... to Leadbelly27 for the kind words about Conversations with the Dead. You have the original edition, published in 1991 by Citadel Undergound. A new edition was published by Da Capo a few years ago, with a lengthy interview with Ned Lagin ("Seastones") bolted on at the end.
By Jerilyn Lee Brandelius.
Very interesting,full of alot of fun stuff :)
David Dodd has been known to show up around here now and then...
I have and have read dead head forever, this is a cool book to flip through when listening to tunes I usually put on later dead since the book is a scrap book and most the stories and ticket stubbs are from after 1980. Ive also read Phil Lesh book and Steve Parish's book. Both were great. Lately I just bought a book called complete annotated grateful dead lyrics. This book is great its another one thats good to flip through when listening to tunes.
I have to second (third?) the comments by Oroboros and Cactuswax: "Dead to the Core: An Almanack of the Grateful Dead" by Eric Wybenga is a consistent favorite Dead-related book of mine. A mixture of great show reviews, "best version" lists, essays, and generally cool trivia. Last I checked it was out of print, which is too bad. Well worth looking for a used copy...

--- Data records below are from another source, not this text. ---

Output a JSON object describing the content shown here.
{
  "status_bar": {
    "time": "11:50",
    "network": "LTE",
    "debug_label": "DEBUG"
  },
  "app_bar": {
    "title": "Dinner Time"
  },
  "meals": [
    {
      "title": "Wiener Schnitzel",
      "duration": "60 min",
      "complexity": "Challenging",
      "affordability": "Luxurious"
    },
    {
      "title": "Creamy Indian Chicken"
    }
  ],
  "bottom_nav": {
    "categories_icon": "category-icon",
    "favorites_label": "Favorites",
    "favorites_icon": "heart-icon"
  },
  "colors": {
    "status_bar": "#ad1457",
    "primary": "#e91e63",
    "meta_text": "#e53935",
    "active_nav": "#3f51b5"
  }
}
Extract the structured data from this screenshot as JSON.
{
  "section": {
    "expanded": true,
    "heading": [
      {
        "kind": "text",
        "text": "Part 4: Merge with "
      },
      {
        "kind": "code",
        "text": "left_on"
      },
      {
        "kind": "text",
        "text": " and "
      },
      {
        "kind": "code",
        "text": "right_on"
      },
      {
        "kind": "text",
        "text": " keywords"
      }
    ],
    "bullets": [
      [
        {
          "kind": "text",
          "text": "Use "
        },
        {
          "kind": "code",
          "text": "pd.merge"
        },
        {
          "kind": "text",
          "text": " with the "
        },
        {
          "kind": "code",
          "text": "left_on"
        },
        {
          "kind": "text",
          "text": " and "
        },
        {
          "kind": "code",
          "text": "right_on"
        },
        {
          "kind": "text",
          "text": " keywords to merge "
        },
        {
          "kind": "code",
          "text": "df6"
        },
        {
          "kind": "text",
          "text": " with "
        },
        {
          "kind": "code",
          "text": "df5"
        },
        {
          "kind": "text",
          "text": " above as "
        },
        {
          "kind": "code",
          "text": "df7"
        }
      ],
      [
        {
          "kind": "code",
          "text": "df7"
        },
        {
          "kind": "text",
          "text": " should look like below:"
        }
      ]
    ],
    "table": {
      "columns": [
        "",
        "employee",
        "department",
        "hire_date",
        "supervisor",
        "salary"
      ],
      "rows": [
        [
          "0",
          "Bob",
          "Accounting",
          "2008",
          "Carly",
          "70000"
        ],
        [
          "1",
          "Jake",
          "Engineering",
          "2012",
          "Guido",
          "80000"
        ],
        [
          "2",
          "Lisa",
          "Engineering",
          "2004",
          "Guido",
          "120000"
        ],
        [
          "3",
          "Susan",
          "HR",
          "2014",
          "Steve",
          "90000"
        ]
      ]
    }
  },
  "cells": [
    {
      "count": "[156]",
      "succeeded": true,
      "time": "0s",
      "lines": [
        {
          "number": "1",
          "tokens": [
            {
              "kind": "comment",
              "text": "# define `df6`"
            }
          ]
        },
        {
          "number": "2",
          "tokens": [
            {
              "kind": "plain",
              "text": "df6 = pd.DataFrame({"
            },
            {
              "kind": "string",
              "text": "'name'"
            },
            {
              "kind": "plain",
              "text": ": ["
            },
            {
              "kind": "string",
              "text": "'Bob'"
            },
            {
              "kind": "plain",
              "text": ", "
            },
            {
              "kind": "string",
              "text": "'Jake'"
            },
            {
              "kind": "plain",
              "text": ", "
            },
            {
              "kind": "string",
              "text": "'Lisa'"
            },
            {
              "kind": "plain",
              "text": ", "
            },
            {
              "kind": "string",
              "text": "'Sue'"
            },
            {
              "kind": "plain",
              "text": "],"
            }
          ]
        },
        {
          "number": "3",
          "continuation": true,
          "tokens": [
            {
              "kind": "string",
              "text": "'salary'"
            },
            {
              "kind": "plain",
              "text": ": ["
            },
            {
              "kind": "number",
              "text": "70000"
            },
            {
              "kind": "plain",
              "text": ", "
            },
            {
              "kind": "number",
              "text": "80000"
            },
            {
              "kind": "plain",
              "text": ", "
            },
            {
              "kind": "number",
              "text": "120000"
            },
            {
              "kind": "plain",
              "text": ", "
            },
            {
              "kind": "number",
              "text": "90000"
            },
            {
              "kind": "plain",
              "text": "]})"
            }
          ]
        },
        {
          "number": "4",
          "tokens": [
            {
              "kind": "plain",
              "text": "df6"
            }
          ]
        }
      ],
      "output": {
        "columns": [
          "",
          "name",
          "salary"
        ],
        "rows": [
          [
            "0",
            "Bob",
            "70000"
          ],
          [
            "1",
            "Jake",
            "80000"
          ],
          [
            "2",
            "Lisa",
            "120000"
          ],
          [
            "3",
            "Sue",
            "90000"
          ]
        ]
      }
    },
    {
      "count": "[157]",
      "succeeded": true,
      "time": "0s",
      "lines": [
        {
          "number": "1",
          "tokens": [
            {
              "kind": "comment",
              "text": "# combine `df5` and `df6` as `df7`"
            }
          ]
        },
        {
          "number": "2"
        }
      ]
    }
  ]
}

And Cactuswax is so right about Wybenga's turn of phrase. For example, Wybenga says of 9/28/75 "There's a live-wire energy attendant on this show..." -- I still find myself using that phrase to describe the show (one of my favorite shows too).
Another book that I'd recommend: A novel by Deadhead tour veteran Max Ludington called "Tiger in a Trance" which is a fictionalized account of life on the road following the Dead. I used to frequent the Dick's Picks discussion board in the old Deadbase site, and a regular poster there recommended this book - he was good friends with Ludington. I didn't know what to expect, but boy was I surprised. One of the most engrossing novels I've read in the past decade.
The latest one I've read is Deadhead Forever. It was pretty cool. It's written by this dude Haze. It is his scrapbook from touring with The Dead. Really neat. It took me back.
I'll agree with the comment Oroboros posted earlier - Wybenga's book is a great read. I've had it for probably ten years now and it's one I go back to all the time - very conversational, funny. Dude's got a good turn of phrase.
you might want to post that request in the In Search Of,,, topic. I'm sorry, I have no clue about this myself, but someone there might.
i'm looking for the underground songbook "whoa oh what i want to know"
if you have any leads e-mail me at